When handling your hamster, they are likely to enjoy the interaction and bonding time with you more than anything else, there is no need to take your pet hamster outside and into the sun.
Instead, if your hamster is active during the day, simply enjoy the interaction!
Should I Cover My Hamsters Cage During The Day?
Being aware of your pet’s needs in order to take the best care of the possible is something that all good owners instinctively do.
Due to the fact that hamsters are nocturnal creatures, sleeping through the daylight hours, you may wonder whether it is a good idea to cover their cage with a translucent or opaque covering to provide them with a little more darkness whilst they’re asleep.
There are several reasons why covering your hamster’s cage during the day is not necessary.
The first is that ventilation of your hamster’s home is important to their health and can reduce any unpleasant odors.
It is usually recommended to house your pet hamster in a well-ventilated cage made of either plastic, glass, or metal bars.
A combination of these materials often works well. The gaps between bars in your hamster’s cage allow for air to flow freely through the enclosure.
Fresh air contains oxygen and other compounds vital for your pet’s respiratory health and can also help to dissipate smells from the cage.
In covering your hamster’s cage, owners are preventing the air from flowing through and this can have a negative effect on your pet.
If an owner chooses to cover their hamster’s cage to provide darkness during daylight hours, this can also be confusing to your pet hamster and impact their sleep cycle.
Hamsters are not known to be able to tell the time by looking at a clock like you or I, instead, their daily routine is often guided by the light that filters into their home.
If hours of darkness are increased this can cause confusion and stress for your pet hamster.
IF you are worried about the amount of light on your hamster’s cage during the day affecting their sleep, you could provide them with some voluminous bedding like this Kaytee Natural Bamboo Nesting Material available on Amazon.
Your hamster will be able to burrow and nestle down into their bedding whilst they sleep and block out any light that is bothering them.
Hamsters are sensitive to light, direct sunlight and bright artificial lights can be harmful to your pet hamster.
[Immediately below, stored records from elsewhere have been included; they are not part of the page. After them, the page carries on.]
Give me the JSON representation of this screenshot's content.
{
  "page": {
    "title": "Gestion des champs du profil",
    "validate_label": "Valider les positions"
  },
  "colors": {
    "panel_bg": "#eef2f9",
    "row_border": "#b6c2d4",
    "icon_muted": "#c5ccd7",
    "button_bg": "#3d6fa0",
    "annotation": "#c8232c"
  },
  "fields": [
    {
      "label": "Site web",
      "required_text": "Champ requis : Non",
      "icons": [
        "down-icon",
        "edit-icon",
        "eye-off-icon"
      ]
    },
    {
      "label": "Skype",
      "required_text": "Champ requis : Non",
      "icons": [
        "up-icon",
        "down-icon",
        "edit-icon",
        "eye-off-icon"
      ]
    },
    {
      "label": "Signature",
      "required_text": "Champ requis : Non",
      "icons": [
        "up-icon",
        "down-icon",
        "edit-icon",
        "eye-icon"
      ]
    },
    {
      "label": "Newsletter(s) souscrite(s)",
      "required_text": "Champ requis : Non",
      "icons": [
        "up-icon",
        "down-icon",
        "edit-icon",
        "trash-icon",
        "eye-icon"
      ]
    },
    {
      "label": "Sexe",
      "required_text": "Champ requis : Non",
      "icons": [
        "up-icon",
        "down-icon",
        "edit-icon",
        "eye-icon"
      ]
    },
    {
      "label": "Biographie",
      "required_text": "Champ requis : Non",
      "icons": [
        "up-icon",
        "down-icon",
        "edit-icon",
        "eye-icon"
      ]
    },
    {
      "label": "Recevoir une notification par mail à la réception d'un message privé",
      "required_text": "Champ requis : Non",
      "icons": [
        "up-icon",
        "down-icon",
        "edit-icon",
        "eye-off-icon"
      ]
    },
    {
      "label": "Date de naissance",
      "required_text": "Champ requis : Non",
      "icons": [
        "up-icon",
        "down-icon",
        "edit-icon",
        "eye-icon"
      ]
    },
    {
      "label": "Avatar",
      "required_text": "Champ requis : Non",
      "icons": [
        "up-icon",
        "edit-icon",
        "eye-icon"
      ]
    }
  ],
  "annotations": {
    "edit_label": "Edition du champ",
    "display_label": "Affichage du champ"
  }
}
However, natural light helps to guide their sleep cycle and is of benefit to your hamster for this reason.
There is no need to provide extra lighting in your hamster’s home or cover their cage during the day.
Hamsters are nocturnal and they will be able to regulate their own sleep cycle and behaviors as long as they are exposed to natural light.
You may find your hamster is most active during ‘low-light’ times of day like dawn and dusk.
Hamsters tend to be able to see better in lower levels of light as opposed to complete darkness.
Wondering else what your hamster may need? Well check out my other related guides below:
I am an experienced pet owner with decades of experience owning a number of different pets, from traditional pets like dogs and cats, to the more exotic like reptiles and rodents. I currently own a Cockapoo (pictured) called Bailey. I am also the main writer and chief editor here at Pet Educate; a site dedicated to sharing evidence-based insights and guidance, based on my vast pet ownership knowledge, experience, and extensive research.